- How is the performance monitored on each environment?
Push your minor change to intermediate environments and then production. When you see your change on production, you are done with basic setup of the app. Congratulations!
The more this process is documented / automated, the less time will be required to onboard new developers. So be sure to document anything that you needed to do to set it up.
After getting the code running and successfully deployed, you may wish to make a few more improvements, which I’ll outline below.
Understand the application code
To get a better understanding of what is going on under the hood, make sure you review most of the code to see where the functionality lives. You can run
rake stats to get a sense of how many lines of code are in each major section of the app.
I recommend running the Rails ERD tool or something similar (RubyMine comes to mind) to visualize the data model to get an understanding of what models interact with other models. Sometimes fairly basic data model problems can be uncovered just by looking at the output of this project.
Are all of the gems in the Gemfile documented and used? Be sure to understand how all of the gems are or might be used. If project startup is extremely slow, consider using bumbler to get the project load times down by optimizing which gems are actually required and which ones can be loaded dynamically by your app.
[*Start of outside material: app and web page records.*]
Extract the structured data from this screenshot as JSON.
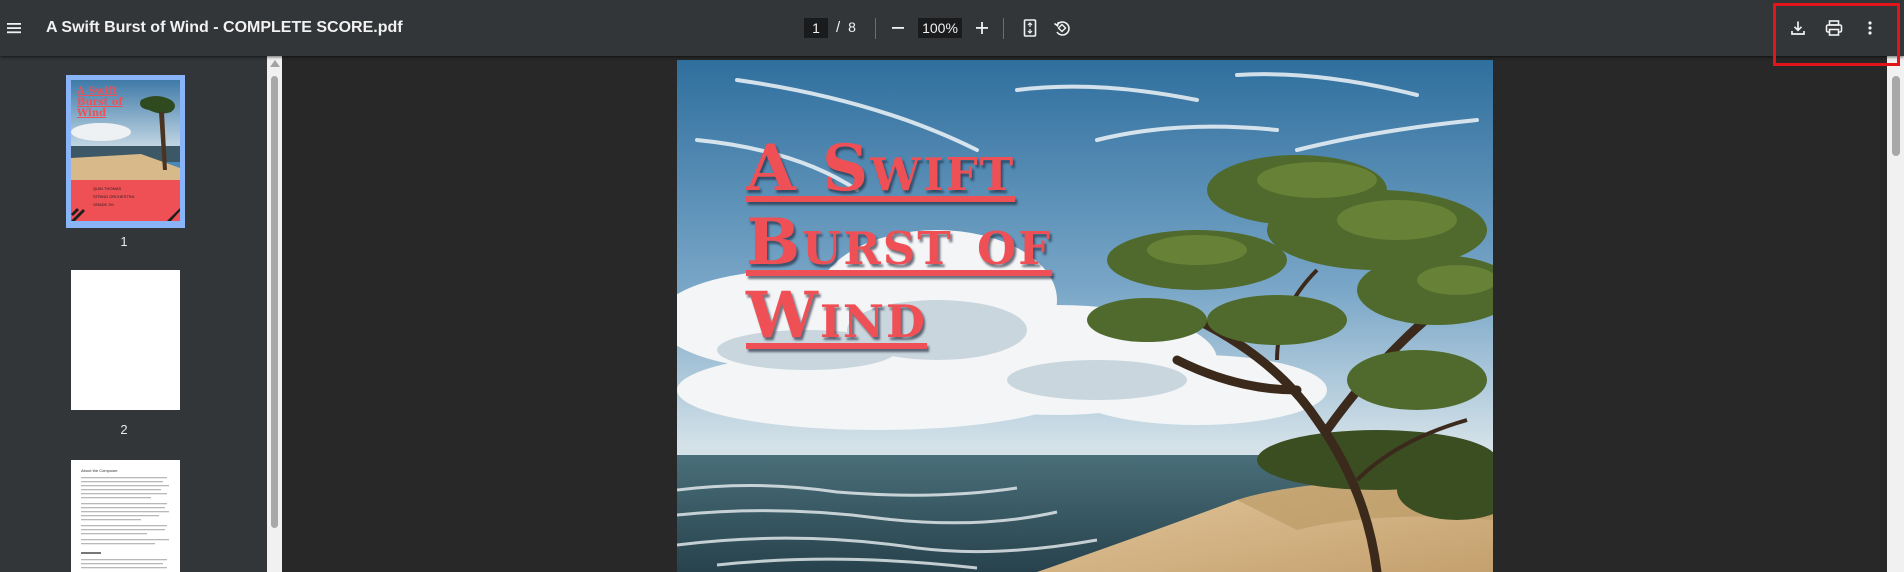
{
  "toolbar": {
    "title": "A Swift Burst of Wind - COMPLETE SCORE.pdf",
    "current_page": "1",
    "page_separator": "/",
    "total_pages": "8",
    "zoom": "100%"
  },
  "sidebar": {
    "thumbnails": [
      {
        "label": "1",
        "title_lines": [
          "A Swift",
          "Burst of",
          "Wind"
        ],
        "credits": [
          "QUIN THOMAS",
          "STRING ORCHESTRA",
          "GRADE 3½"
        ]
      },
      {
        "label": "2"
      },
      {
        "label": "3",
        "heading": "About the Composer"
      }
    ]
  },
  "cover": {
    "title_lines": [
      "A Swift",
      "Burst of",
      "Wind"
    ]
  },
  "colors": {
    "toolbar_bg": "#323639",
    "viewer_bg": "#282828",
    "title_red": "#ef5056",
    "selection_blue": "#8ab4f8",
    "highlight_red": "#e3151a"
  },
  "icons": [
    "menu-icon",
    "minus-icon",
    "plus-icon",
    "fit-page-icon",
    "rotate-icon",
    "download-icon",
    "print-icon",
    "more-vert-icon"
  ]
}
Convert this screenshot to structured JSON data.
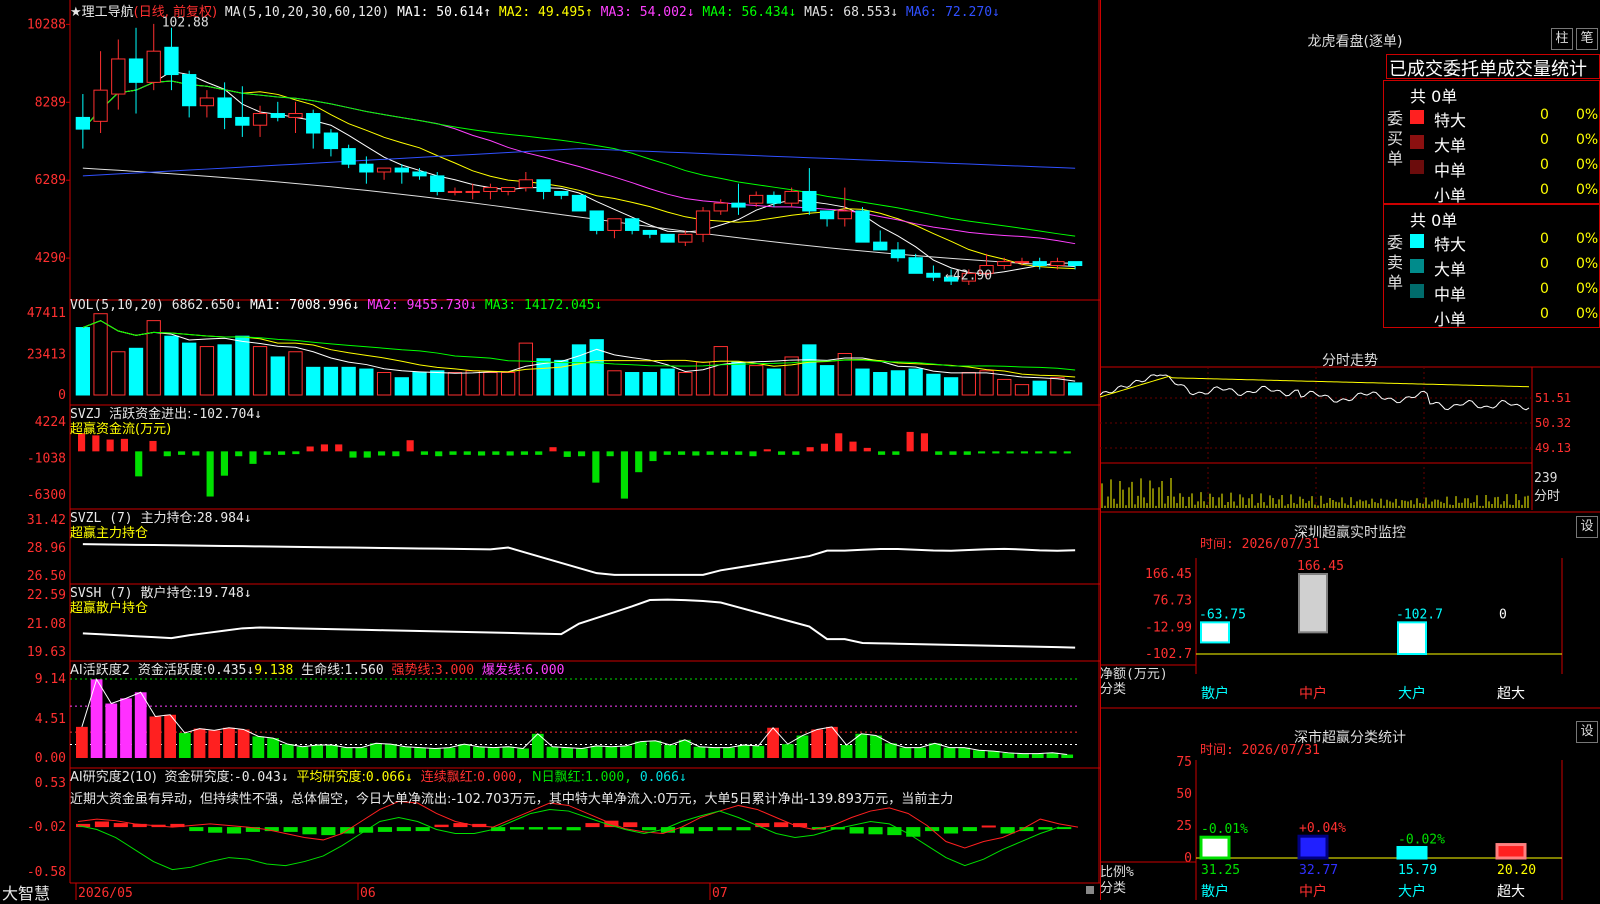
{
  "kline": {
    "stock_name": "★理工导航",
    "mode": "(日线, 前复权)",
    "ma_title": "MA(5,10,20,30,60,120)",
    "ma": [
      {
        "label": "MA1:",
        "value": "50.614↑",
        "color": "#ffffff"
      },
      {
        "label": "MA2:",
        "value": "49.495↑",
        "color": "#ffff00"
      },
      {
        "label": "MA3:",
        "value": "54.002↓",
        "color": "#ff40ff"
      },
      {
        "label": "MA4:",
        "value": "56.434↓",
        "color": "#00ff00"
      },
      {
        "label": "MA5:",
        "value": "68.553↓",
        "color": "#e0e0e0"
      },
      {
        "label": "MA6:",
        "value": "72.270↓",
        "color": "#3050ff"
      }
    ],
    "y_ticks": [
      "10288",
      "8289",
      "6289",
      "4290"
    ],
    "high_marker": "102.88",
    "low_marker": "←42.90",
    "candles": [
      [
        79,
        76,
        85,
        71
      ],
      [
        78,
        86,
        96,
        75
      ],
      [
        85,
        94,
        99,
        81
      ],
      [
        94,
        88,
        102,
        80
      ],
      [
        88,
        96,
        103,
        86
      ],
      [
        97,
        90,
        102,
        86
      ],
      [
        90,
        82,
        91,
        79
      ],
      [
        82,
        84,
        86,
        79
      ],
      [
        84,
        79,
        88,
        76
      ],
      [
        79,
        77,
        87,
        74
      ],
      [
        77,
        80,
        82,
        74
      ],
      [
        80,
        79,
        83,
        78
      ],
      [
        79,
        80,
        83,
        75
      ],
      [
        80,
        75,
        81,
        71
      ],
      [
        75,
        71,
        76,
        69
      ],
      [
        71,
        67,
        72,
        66
      ],
      [
        67,
        65,
        69,
        62
      ],
      [
        65,
        66,
        66,
        63
      ],
      [
        66,
        65,
        67,
        62
      ],
      [
        65,
        64,
        66,
        63
      ],
      [
        64,
        60,
        65,
        59
      ],
      [
        60,
        60,
        61,
        59
      ],
      [
        60,
        60,
        62,
        58
      ],
      [
        60,
        61,
        62,
        58
      ],
      [
        60,
        61,
        61,
        59
      ],
      [
        61,
        63,
        65,
        60
      ],
      [
        63,
        60,
        63,
        58
      ],
      [
        60,
        59,
        60,
        58
      ],
      [
        59,
        55,
        59,
        55
      ],
      [
        55,
        50,
        55,
        49
      ],
      [
        50,
        53,
        53,
        48
      ],
      [
        53,
        50,
        53,
        49
      ],
      [
        50,
        49,
        50,
        48
      ],
      [
        49,
        47,
        49,
        47
      ],
      [
        47,
        49,
        50,
        46
      ],
      [
        49,
        55,
        56,
        47
      ],
      [
        55,
        57,
        58,
        54
      ],
      [
        57,
        56,
        62,
        54
      ],
      [
        57,
        59,
        60,
        56
      ],
      [
        59,
        57,
        60,
        56
      ],
      [
        57,
        60,
        61,
        56
      ],
      [
        60,
        55,
        66,
        54
      ],
      [
        55,
        53,
        55,
        51
      ],
      [
        53,
        55,
        61,
        51
      ],
      [
        55,
        47,
        56,
        47
      ],
      [
        47,
        45,
        50,
        45
      ],
      [
        45,
        43,
        47,
        42
      ],
      [
        43,
        39,
        44,
        39
      ],
      [
        39,
        38,
        41,
        37
      ],
      [
        38,
        37,
        40,
        36
      ],
      [
        37,
        39,
        40,
        36
      ],
      [
        39,
        41,
        44,
        38
      ],
      [
        41,
        42,
        43,
        40
      ],
      [
        42,
        42,
        43,
        41
      ],
      [
        42,
        41,
        43,
        40
      ],
      [
        41,
        42,
        43,
        40
      ],
      [
        42,
        41,
        42,
        40
      ]
    ]
  },
  "vol": {
    "title": "VOL(5,10,20)",
    "value": "6862.650↓",
    "ma": [
      {
        "label": "MA1:",
        "value": "7008.996↓",
        "color": "#ffffff"
      },
      {
        "label": "MA2:",
        "value": "9455.730↓",
        "color": "#ff40ff"
      },
      {
        "label": "MA3:",
        "value": "14172.045↓",
        "color": "#00ff00"
      }
    ],
    "y_ticks": [
      "47411",
      "23413",
      "0"
    ],
    "values": [
      39,
      47,
      25,
      27,
      43,
      34,
      30,
      28,
      29,
      34,
      28,
      22,
      25,
      16,
      16,
      16,
      15,
      13,
      10,
      13,
      14,
      13,
      14,
      13,
      13,
      30,
      21,
      20,
      29,
      32,
      14,
      13,
      13,
      15,
      13,
      19,
      28,
      19,
      17,
      15,
      22,
      29,
      17,
      24,
      15,
      13,
      14,
      15,
      12,
      10,
      13,
      14,
      9,
      6,
      8,
      10,
      7
    ]
  },
  "svzj": {
    "title": "SVZJ",
    "label": "活跃资金进出:",
    "value": "-102.704↓",
    "sub": "超赢资金流(万元)",
    "y_ticks": [
      "4224",
      "-1038",
      "-6300"
    ],
    "values": [
      2600,
      2300,
      1700,
      1800,
      -3600,
      1500,
      -700,
      -500,
      -600,
      -6500,
      -3500,
      -700,
      -1800,
      -500,
      -500,
      -400,
      700,
      1000,
      1000,
      -900,
      -900,
      -600,
      -700,
      1600,
      -500,
      -700,
      -500,
      -500,
      -600,
      -500,
      -600,
      -500,
      -500,
      600,
      -800,
      -700,
      -4500,
      -700,
      -6800,
      -3000,
      -1400,
      -500,
      -500,
      -600,
      -500,
      -500,
      -500,
      -700,
      300,
      -500,
      -500,
      600,
      1100,
      2600,
      1400,
      500,
      -500,
      -500,
      2800,
      2600,
      -500,
      -500,
      -500,
      -300,
      -300,
      -300,
      -300,
      -300,
      -300,
      -300
    ]
  },
  "svzl": {
    "title": "SVZL (7)",
    "label": "主力持仓:",
    "value": "28.984↓",
    "sub": "超赢主力持仓",
    "y_ticks": [
      "31.42",
      "28.96",
      "26.50"
    ]
  },
  "svsh": {
    "title": "SVSH (7)",
    "label": "散户持仓:",
    "value": "19.748↓",
    "sub": "超赢散户持仓",
    "y_ticks": [
      "22.59",
      "21.08",
      "19.63"
    ]
  },
  "ai_active": {
    "title": "AI活跃度2",
    "label": "资金活跃度:",
    "value1": "0.435↓",
    "value2": "9.138",
    "life_label": "生命线:",
    "life_value": "1.560",
    "strong_label": "强势线:",
    "strong_value": "3.000",
    "burst_label": "爆发线:",
    "burst_value": "6.000",
    "y_ticks": [
      "9.14",
      "4.51",
      "0.00"
    ],
    "values": [
      3.6,
      9.1,
      6.3,
      6.9,
      7.6,
      4.8,
      5.0,
      2.9,
      3.4,
      3.2,
      3.5,
      3.3,
      2.5,
      2.3,
      1.6,
      1.3,
      1.5,
      1.5,
      1.2,
      1.2,
      1.7,
      1.6,
      1.3,
      1.2,
      1.1,
      1.2,
      1.6,
      1.3,
      1.2,
      1.3,
      1.1,
      2.8,
      1.3,
      1.2,
      1.1,
      1.4,
      1.3,
      1.4,
      1.9,
      2.0,
      1.5,
      2.1,
      1.3,
      1.2,
      1.2,
      1.5,
      1.4,
      3.5,
      1.6,
      2.6,
      3.3,
      3.6,
      1.5,
      2.8,
      2.6,
      1.7,
      1.2,
      1.2,
      1.7,
      1.2,
      1.2,
      0.9,
      0.8,
      0.6,
      0.5,
      0.5,
      0.6,
      0.4
    ],
    "magenta_count": 6
  },
  "ai_research": {
    "title": "AI研究度2(10)",
    "label": "资金研究度:",
    "value": "-0.043↓",
    "avg_label": "平均研究度:",
    "avg_value": "0.066↓",
    "lian_label": "连续飘红:",
    "lian_value": "0.000,",
    "n_label": "N日飘红:",
    "n_value": "1.000,",
    "last": "0.066↓",
    "y_ticks": [
      "0.53",
      "-0.02",
      "-0.58"
    ],
    "comment": "近期大资金虽有异动，但持续性不强，总体偏空，今日大单净流出:-102.703万元，其中特大单净流入:0万元，大单5日累计净出-139.893万元，当前主力",
    "values": [
      0.04,
      0.07,
      0.05,
      0.04,
      0.03,
      0.04,
      -0.05,
      -0.07,
      -0.08,
      -0.06,
      -0.05,
      -0.06,
      -0.09,
      -0.1,
      -0.08,
      -0.07,
      -0.06,
      -0.05,
      -0.05,
      0.03,
      0.05,
      0.04,
      -0.05,
      -0.03,
      -0.03,
      -0.03,
      -0.04,
      0.05,
      0.08,
      0.06,
      -0.04,
      -0.07,
      -0.08,
      -0.05,
      -0.04,
      -0.04,
      0.05,
      0.06,
      0.05,
      -0.03,
      -0.03,
      -0.08,
      -0.09,
      -0.1,
      -0.12,
      -0.05,
      -0.08,
      -0.05,
      0.02,
      -0.08,
      -0.05,
      -0.03,
      -0.02
    ],
    "red_line": [
      0.05,
      0.08,
      0.06,
      0.02,
      0.0,
      -0.02,
      0.0,
      0.02,
      0.0,
      -0.02,
      -0.05,
      -0.1,
      -0.15,
      -0.18,
      -0.1,
      0.05,
      0.2,
      0.3,
      0.28,
      0.15,
      0.05,
      0.0,
      -0.02,
      0.08,
      0.18,
      0.28,
      0.25,
      0.15,
      0.05,
      -0.04,
      -0.08,
      -0.1,
      -0.02,
      0.1,
      0.18,
      0.25,
      0.2,
      0.1,
      0.0,
      -0.05,
      0.0,
      0.1,
      0.18,
      0.22,
      0.15,
      0.0,
      -0.2,
      -0.28,
      -0.2,
      -0.15,
      -0.05,
      0.08,
      0.02,
      -0.02
    ],
    "green_line": [
      0.0,
      -0.05,
      -0.15,
      -0.3,
      -0.45,
      -0.55,
      -0.52,
      -0.45,
      -0.4,
      -0.42,
      -0.48,
      -0.5,
      -0.45,
      -0.38,
      -0.25,
      -0.1,
      0.05,
      0.1,
      0.05,
      -0.05,
      -0.1,
      -0.1,
      -0.05,
      0.05,
      0.15,
      0.2,
      0.18,
      0.1,
      0.02,
      -0.05,
      -0.1,
      -0.05,
      0.05,
      0.12,
      0.18,
      0.1,
      0.0,
      -0.1,
      -0.15,
      -0.12,
      -0.05,
      0.0,
      0.05,
      0.02,
      -0.1,
      -0.25,
      -0.4,
      -0.5,
      -0.42,
      -0.3,
      -0.2,
      -0.1,
      -0.02
    ]
  },
  "bottom": {
    "brand": "大智慧",
    "dates": [
      "2026/05",
      "06",
      "07"
    ]
  },
  "dragon": {
    "title": "龙虎看盘(逐单)",
    "btn_zhu": "柱",
    "btn_bi": "笔",
    "header": "已成交委托单成交量统计",
    "buy": {
      "label_chars": [
        "委",
        "买",
        "单"
      ],
      "total": "共 0单",
      "rows": [
        {
          "name": "特大",
          "count": "0",
          "pct": "0%",
          "color": "#ff2020"
        },
        {
          "name": "大单",
          "count": "0",
          "pct": "0%",
          "color": "#8b1010"
        },
        {
          "name": "中单",
          "count": "0",
          "pct": "0%",
          "color": "#6b0c0c"
        },
        {
          "name": "小单",
          "count": "0",
          "pct": "0%",
          "color": "#000000"
        }
      ]
    },
    "sell": {
      "label_chars": [
        "委",
        "卖",
        "单"
      ],
      "total": "共 0单",
      "rows": [
        {
          "name": "特大",
          "count": "0",
          "pct": "0%",
          "color": "#00ffff"
        },
        {
          "name": "大单",
          "count": "0",
          "pct": "0%",
          "color": "#008b8b"
        },
        {
          "name": "中单",
          "count": "0",
          "pct": "0%",
          "color": "#006b6b"
        },
        {
          "name": "小单",
          "count": "0",
          "pct": "0%",
          "color": "#000000"
        }
      ]
    }
  },
  "intraday": {
    "title": "分时走势",
    "y_ticks": [
      "51.51",
      "50.32",
      "49.13"
    ],
    "vol_label": "239",
    "vol_unit": "分时"
  },
  "sz_monitor": {
    "title": "深圳超赢实时监控",
    "btn": "设",
    "time_label": "时间: 2026/07/31",
    "y_ticks": [
      "166.45",
      "76.73",
      "-12.99",
      "-102.7"
    ],
    "unit_label": "净额(万元)",
    "class_label": "分类",
    "cats": [
      "散户",
      "中户",
      "大户",
      "超大"
    ],
    "values": [
      -63.75,
      166.45,
      -102.7,
      0
    ],
    "value_labels": [
      "-63.75",
      "166.45",
      "-102.7",
      "0"
    ]
  },
  "sz_class": {
    "title": "深市超赢分类统计",
    "btn": "设",
    "time_label": "时间: 2026/07/31",
    "y_ticks": [
      "75",
      "50",
      "25",
      "0"
    ],
    "ratio_label": "比例%",
    "class_label": "分类",
    "cats": [
      "散户",
      "中户",
      "大户",
      "超大"
    ],
    "values": [
      31.25,
      32.77,
      15.79,
      20.2
    ],
    "value_labels": [
      "31.25",
      "32.77",
      "15.79",
      "20.20"
    ],
    "change_labels": [
      "-0.01%",
      "+0.04%",
      "-0.02%",
      ""
    ],
    "colors": [
      "#ffffff",
      "#2020ff",
      "#00ffff",
      "#ff2020"
    ]
  }
}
Improve your working environment
High level audit
Are there any project security issues to be aware of? You can add great value with fairly low effort by ensuring that the project is safe from known or silly security vulnerabilities.
First, ensure the project is running on the latest point release of the current minor that you are on, with upgrading to a later Rails minor or major release if that is feasible. Upgrading a minor or major version is an undertaking that may take days or weeks, so you should probably note this and discuss with your client.
Example: if your project is running 3.2.12 (major 3, minor 2, point 12), you should upgrade to the latest in the 3.2.x line since point releases are likely backward compatible. Thereafter, look to upgrade to the highest minor release of the 3.x.y (if not there already), until you get to a major release (so 3.2.latest to 4.0.latest to 4.1.latest).
The theory is that point releases are most likely to contain security or other bug fixes, and upgrading a minor or major revision might take more work but is useful for keeping the app up to date. Again, I won’t cover this process in more detail.
Grab bundler-audit and run
bundle-audit update and
bundle-audit to see what known security problems are present in the current gemset. You should upgrade these at least minimally to fix the issue, and hopefully the app will have tests that break if the gem functionality changes in a breaking way.
While you are at it, you can get a sense of how outdated all of the gems are and how much time it would take to upgrade the app to use the latest versions of those gems. This is useful for security, increased functionality, and usually bug fixes and speed improvements. Run
bundle outdated to see which gems are behind their current latest revision on RubyGems.
Other security issues
Check for SQL injection attacks by at least looking through the app and searching for
execute and inspecting these for potentially user-supplied values.
Supporting infrastructure and services
You can add a lot of value by ensuring that you have the following services connected to your app:
- error reporting service (Honeybadger, etc.)
- performance monitoring (New Relic)
- continuous integration server (Jenkins, etc.)
These ensure that your app is running properly and that you can detect when things are not running well. The CI server will ensure that tests are running consistently and deterministically. Typically you can get hosted solutions for all of these problems which will save the project time and therefore money.
What did I miss?
Some people reading this post thought that there were a few more things that you might consider to help your understanding of the codebase.
@panozzaj two small hacks of mine: xray-rails (shows name of layouts/partials in browser) and pry (breakpoint debugging in your terminal)— matt swanson (@_swanson) April 30, 2014
What else did I miss or that you find especially helpful? Thanks!